“I’ve been racing the Giro for five years. I don’t have many chances to win it,” the Spaniard told Cycling Weekly. “I hope that when I leave cycling I don’t have to look back with regret but with a Grand Tour win in my palmarès. I hope that it’ll come this year or next year.”

Rodríguez dressed in his red Katusha kit and sprayed sun block on before stepping out of the team’s van to speak. He sit down in the shade in Tilisarao’s square to avoid the 35°C temperature at the start of Tour de San Luis stage three. The race is part of his build up for the Giro d’Italia, starting May 9 in Belfast.
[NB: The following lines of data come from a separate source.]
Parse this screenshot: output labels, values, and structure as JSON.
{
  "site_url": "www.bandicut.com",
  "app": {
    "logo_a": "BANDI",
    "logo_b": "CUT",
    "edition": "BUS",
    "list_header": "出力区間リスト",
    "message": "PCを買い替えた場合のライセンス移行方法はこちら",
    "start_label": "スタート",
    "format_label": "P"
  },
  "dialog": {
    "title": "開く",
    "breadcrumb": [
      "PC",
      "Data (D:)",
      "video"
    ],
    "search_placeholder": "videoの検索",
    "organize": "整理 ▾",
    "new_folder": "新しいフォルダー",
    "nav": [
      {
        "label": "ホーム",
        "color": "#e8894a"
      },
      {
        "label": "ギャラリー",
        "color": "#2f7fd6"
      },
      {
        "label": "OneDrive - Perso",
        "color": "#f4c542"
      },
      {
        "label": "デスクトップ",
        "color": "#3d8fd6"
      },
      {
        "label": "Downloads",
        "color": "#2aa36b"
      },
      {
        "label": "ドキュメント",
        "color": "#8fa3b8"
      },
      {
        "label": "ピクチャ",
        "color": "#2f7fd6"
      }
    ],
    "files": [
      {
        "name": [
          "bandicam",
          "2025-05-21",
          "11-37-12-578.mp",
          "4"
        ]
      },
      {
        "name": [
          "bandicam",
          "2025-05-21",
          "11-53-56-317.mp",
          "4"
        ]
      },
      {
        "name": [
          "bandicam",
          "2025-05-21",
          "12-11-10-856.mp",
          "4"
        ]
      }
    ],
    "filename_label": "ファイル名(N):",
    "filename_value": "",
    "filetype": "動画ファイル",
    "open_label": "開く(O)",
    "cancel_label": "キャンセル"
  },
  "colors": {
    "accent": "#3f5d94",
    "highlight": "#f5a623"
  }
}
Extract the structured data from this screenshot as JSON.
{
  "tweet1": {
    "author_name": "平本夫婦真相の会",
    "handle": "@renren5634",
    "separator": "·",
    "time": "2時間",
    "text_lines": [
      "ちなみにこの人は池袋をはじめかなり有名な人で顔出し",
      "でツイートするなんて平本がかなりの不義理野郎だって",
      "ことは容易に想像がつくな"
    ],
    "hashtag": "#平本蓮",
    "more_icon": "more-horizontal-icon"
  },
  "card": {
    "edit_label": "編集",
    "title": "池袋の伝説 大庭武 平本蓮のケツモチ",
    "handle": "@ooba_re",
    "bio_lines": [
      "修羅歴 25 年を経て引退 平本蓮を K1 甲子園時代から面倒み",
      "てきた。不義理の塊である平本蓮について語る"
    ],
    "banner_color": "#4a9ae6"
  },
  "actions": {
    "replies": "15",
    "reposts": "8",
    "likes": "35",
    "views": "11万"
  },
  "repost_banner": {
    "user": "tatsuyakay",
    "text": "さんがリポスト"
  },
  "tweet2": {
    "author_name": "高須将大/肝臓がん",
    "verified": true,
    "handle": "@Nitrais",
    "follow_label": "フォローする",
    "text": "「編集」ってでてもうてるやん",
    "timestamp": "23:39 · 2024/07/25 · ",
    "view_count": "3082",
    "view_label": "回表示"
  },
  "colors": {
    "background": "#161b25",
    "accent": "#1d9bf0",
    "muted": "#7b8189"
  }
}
At the Tour de France last year he placed third behind Chris Froome (Sky) and Nairo Quintana (Movistar). He thought he could win. He already placed second in the Giro and third in the Vuelta a España in 2012. That Giro, only 16 seconds off the win and Ryder Hesjedal (Garmin) after a time trial in Milan, was the closest he has come to Grand Tour victory.

The Tour de France attracts more attention but after looking over the route Rodríguez directed his attention to Italy. The Giro features one long, 46.4-kilometre time trial to Barolo and six summit finishes in the final nine days.

“This year the Tour is not suited to me, there are too many TT kilometres and the first week is dangerous with pavé,” he said. “I can’t make a difference in those stages, and I can lose time. I don’t think I’d have the condition to take a lot of time in the climbs. Not even to get on the podium.”

Rodríguez spoke quickly in Italian. He learnt it racing with different teams, including Saunier Duval. He said that Bella Italia also swayed him.

“Italy is great. I’m not Italian but I’m treated that way. I like the country,” he added. “The Giro usually suits me: never a flat stage. For that reason I like Italy and the Giro. A little bit because of the Italians and a little bit because of my racing style.”

The Giro this year attracts several top riders, including Quintana, Cadel Evans (BMC Racing), Richie Porte (Sky) and Rigoberto Urán (Omega Pharma-Quick Step). Rodríguez knows this. He joked two days ago that he wished Quintana would race the Tour instead of the Giro.

“It’s harder but it’s worth more if you win,” he said. “The more stars there are the more difficult it is, but that motivates me to try harder.”